--- RECORDS FOR THE TASK Enclosed Below ---
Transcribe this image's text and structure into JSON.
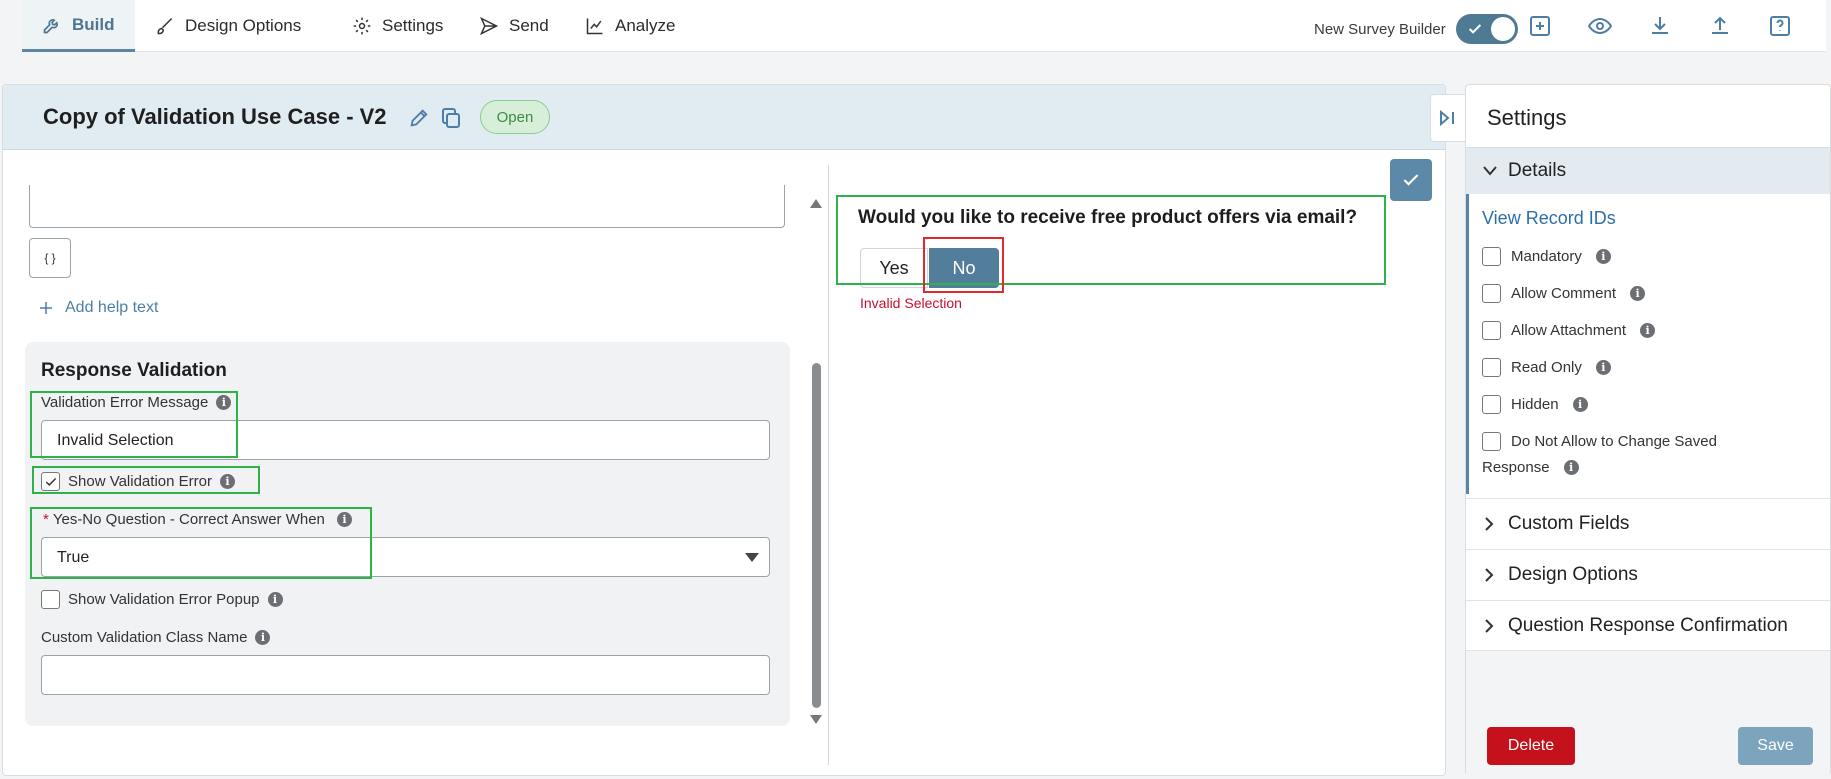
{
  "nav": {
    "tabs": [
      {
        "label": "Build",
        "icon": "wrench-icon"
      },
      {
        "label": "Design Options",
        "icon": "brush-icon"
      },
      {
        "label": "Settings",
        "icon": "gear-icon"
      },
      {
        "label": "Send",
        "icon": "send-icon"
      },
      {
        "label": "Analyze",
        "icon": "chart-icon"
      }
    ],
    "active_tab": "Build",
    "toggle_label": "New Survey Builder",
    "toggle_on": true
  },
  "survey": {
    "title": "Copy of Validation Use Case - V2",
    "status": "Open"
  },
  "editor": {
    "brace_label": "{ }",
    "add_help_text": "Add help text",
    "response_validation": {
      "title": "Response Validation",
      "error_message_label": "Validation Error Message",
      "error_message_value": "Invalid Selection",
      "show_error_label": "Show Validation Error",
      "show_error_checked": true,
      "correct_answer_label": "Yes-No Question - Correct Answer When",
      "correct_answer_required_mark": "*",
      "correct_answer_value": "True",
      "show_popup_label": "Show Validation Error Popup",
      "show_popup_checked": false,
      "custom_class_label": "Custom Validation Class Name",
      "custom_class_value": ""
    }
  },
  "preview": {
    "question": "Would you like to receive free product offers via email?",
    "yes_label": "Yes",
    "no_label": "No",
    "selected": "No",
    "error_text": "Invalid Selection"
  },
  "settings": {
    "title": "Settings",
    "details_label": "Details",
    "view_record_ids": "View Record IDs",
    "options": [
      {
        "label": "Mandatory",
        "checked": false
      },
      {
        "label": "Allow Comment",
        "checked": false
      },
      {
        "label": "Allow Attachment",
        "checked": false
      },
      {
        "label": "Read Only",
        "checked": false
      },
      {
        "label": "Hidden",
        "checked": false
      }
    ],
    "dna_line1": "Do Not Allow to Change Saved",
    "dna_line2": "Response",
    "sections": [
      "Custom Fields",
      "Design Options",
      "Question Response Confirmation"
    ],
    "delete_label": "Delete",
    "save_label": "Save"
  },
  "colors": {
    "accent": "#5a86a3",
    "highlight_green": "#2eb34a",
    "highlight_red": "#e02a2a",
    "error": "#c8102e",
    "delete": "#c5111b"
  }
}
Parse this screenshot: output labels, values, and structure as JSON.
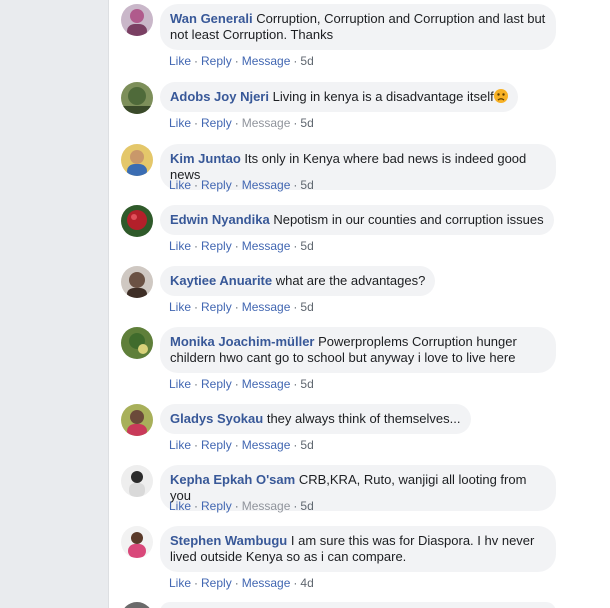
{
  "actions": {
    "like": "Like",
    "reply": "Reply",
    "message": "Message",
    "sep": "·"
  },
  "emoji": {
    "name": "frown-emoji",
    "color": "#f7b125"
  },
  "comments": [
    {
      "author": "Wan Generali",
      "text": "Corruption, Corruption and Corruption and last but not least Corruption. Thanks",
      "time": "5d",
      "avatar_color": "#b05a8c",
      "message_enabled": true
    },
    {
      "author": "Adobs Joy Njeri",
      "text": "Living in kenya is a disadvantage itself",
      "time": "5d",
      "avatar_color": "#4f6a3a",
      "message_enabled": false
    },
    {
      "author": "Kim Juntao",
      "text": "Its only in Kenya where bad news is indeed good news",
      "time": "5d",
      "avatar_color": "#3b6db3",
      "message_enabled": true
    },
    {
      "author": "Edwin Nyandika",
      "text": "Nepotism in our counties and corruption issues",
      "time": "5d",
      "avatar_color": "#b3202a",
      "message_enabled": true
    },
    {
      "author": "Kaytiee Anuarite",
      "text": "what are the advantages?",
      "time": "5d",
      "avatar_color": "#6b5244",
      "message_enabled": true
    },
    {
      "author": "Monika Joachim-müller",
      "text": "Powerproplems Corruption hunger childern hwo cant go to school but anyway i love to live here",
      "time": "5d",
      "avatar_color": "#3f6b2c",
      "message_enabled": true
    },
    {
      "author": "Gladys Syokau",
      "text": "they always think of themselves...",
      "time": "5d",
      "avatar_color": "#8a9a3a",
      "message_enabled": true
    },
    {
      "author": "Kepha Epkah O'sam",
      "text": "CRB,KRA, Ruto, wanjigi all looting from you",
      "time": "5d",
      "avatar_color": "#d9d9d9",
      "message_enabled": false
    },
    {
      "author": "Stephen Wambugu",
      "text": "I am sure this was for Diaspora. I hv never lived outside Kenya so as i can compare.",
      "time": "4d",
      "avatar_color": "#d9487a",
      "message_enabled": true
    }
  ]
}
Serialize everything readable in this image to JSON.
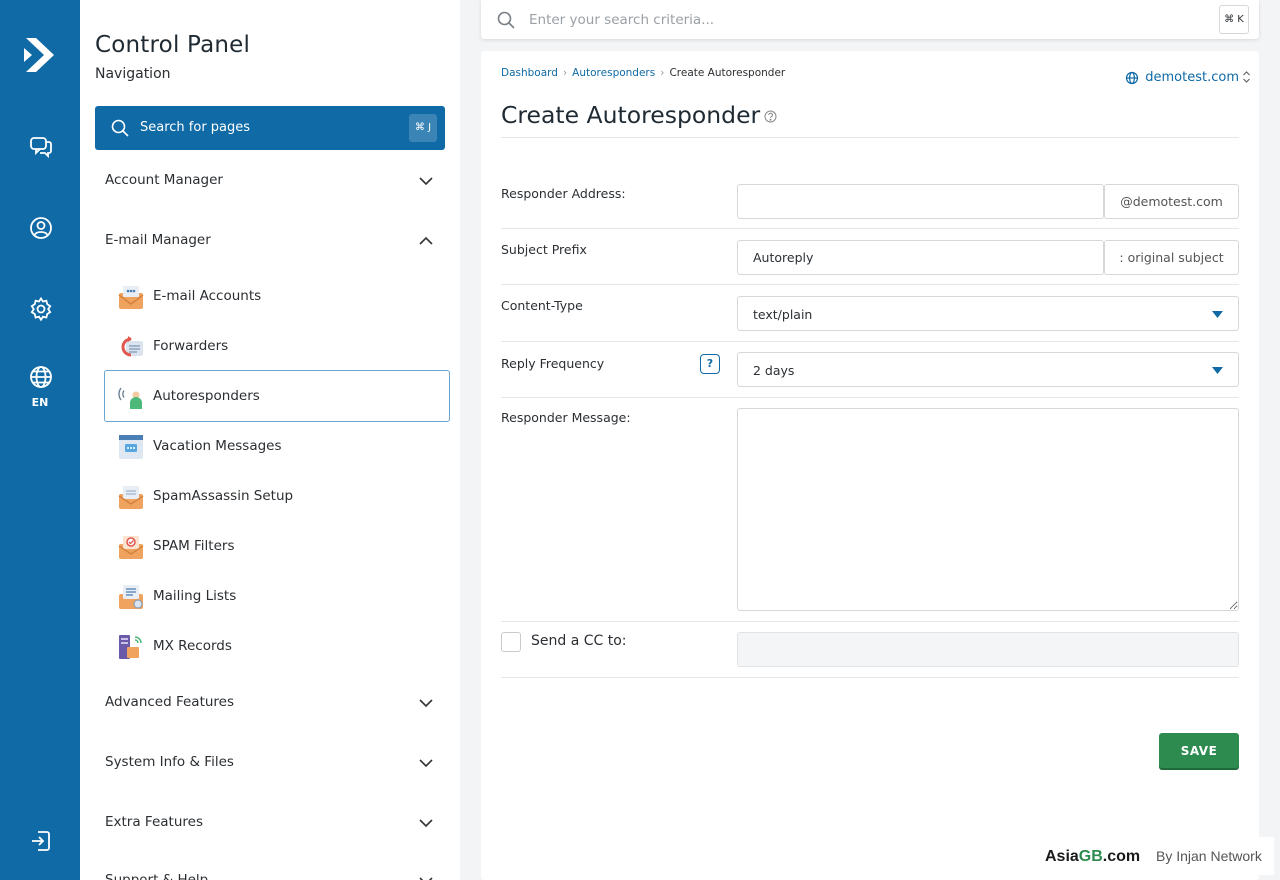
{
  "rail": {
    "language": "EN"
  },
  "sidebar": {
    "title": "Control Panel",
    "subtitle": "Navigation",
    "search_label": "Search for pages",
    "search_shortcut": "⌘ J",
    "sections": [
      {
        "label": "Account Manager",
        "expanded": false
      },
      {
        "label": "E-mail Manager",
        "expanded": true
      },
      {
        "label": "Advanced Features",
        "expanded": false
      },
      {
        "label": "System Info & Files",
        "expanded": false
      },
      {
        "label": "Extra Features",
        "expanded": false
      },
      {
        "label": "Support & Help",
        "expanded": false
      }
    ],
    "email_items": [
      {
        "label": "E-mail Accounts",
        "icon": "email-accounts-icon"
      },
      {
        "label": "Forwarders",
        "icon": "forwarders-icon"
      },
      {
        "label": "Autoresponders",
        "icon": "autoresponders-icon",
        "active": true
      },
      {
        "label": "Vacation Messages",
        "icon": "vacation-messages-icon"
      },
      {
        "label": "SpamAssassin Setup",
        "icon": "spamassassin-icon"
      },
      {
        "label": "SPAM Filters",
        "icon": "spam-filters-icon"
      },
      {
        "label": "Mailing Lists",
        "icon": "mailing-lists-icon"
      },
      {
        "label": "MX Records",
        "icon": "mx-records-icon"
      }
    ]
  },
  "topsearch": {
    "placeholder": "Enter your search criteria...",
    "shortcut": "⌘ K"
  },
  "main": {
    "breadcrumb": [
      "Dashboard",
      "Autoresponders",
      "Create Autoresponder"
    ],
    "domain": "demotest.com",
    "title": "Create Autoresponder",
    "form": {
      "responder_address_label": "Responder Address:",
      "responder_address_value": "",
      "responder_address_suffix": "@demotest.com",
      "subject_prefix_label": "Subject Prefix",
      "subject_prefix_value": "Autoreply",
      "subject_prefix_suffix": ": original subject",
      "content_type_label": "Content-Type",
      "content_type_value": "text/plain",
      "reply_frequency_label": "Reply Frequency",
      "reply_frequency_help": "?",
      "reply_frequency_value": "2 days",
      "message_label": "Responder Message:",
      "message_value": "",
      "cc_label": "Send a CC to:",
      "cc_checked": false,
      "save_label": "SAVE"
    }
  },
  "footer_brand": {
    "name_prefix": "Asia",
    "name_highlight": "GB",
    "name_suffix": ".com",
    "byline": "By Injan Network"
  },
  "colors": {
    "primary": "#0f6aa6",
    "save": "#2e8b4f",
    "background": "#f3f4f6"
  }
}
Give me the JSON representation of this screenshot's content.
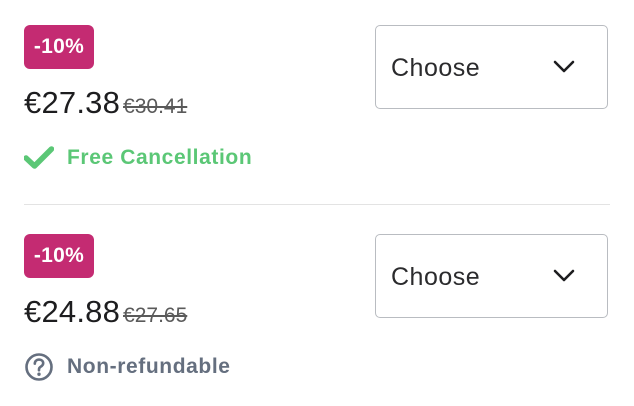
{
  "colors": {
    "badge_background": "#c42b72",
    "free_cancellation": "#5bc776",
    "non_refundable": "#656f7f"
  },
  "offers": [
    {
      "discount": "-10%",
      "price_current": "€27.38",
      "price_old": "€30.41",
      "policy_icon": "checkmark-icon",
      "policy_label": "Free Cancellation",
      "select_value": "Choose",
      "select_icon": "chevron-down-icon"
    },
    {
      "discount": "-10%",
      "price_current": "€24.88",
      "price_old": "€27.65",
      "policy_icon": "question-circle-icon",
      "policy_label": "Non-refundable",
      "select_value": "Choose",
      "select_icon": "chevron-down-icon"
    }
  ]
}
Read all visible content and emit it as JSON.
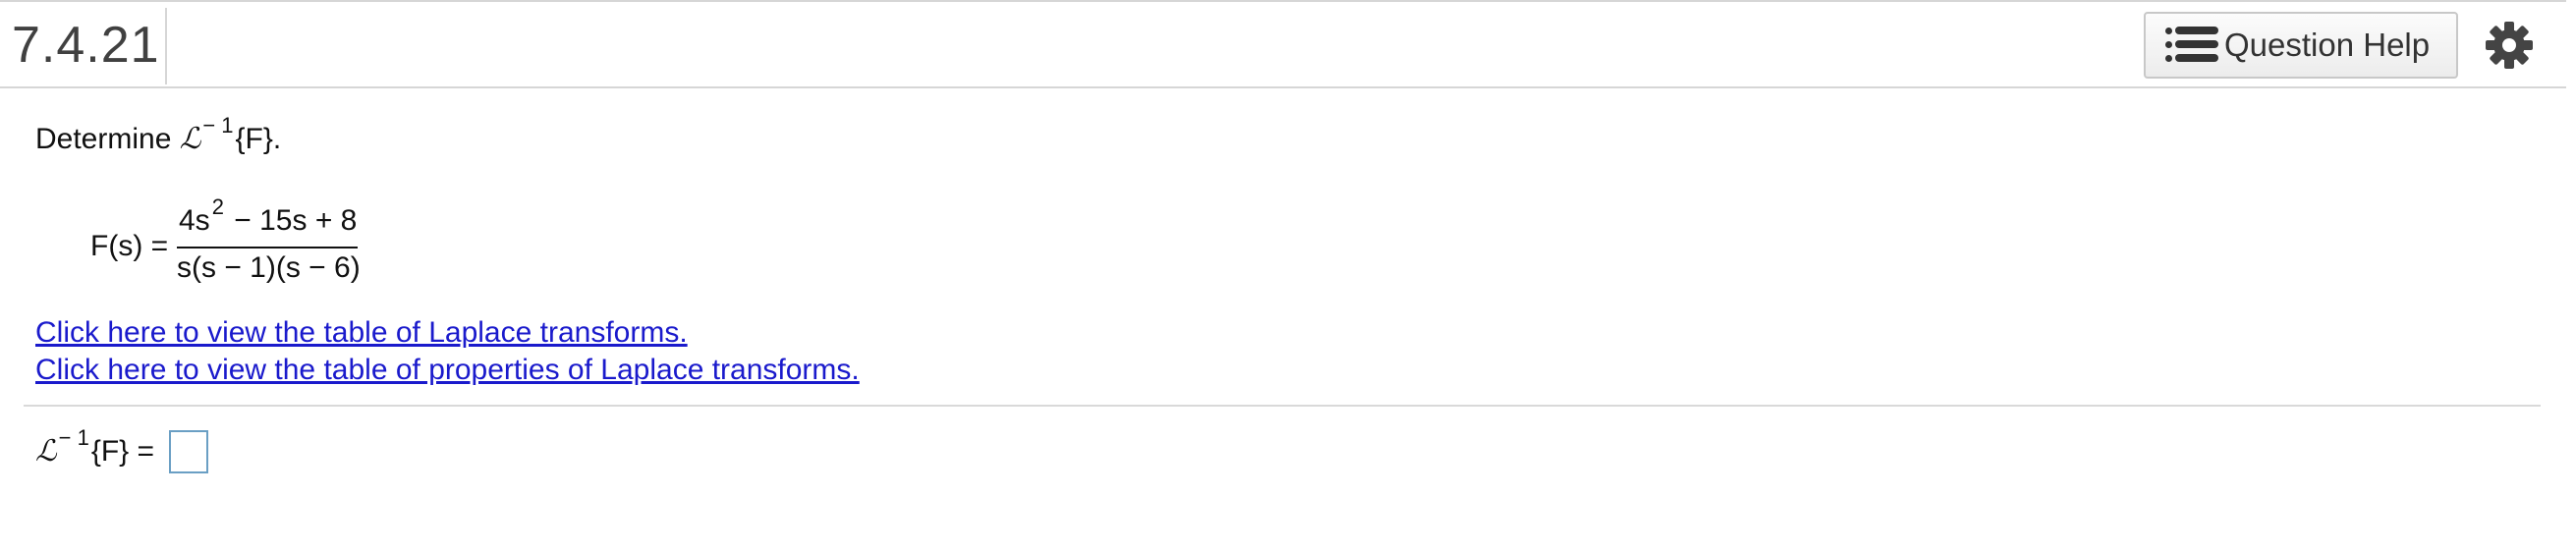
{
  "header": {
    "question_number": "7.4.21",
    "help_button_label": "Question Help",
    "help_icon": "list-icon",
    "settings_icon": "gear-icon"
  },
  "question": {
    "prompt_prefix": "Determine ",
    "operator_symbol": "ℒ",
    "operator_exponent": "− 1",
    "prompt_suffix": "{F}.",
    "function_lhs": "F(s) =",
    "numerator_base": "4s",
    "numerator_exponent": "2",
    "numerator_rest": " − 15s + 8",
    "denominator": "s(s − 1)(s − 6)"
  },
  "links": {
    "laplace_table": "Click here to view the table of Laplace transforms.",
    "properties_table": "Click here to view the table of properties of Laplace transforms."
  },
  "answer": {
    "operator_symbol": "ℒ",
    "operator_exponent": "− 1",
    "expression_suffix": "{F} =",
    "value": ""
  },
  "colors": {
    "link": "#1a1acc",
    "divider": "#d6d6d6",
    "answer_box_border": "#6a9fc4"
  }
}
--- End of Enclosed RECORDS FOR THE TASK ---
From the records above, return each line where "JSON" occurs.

• _RESPONSE TO THE EXERCISE_:
Transcribe this image's text and structure into JSON.
Parse this screenshot: output labels, values, and structure as JSON.
Serialize everything readable in this image to JSON.
Give me the JSON representation of this screenshot's content.
Read all visible content and emit it as JSON.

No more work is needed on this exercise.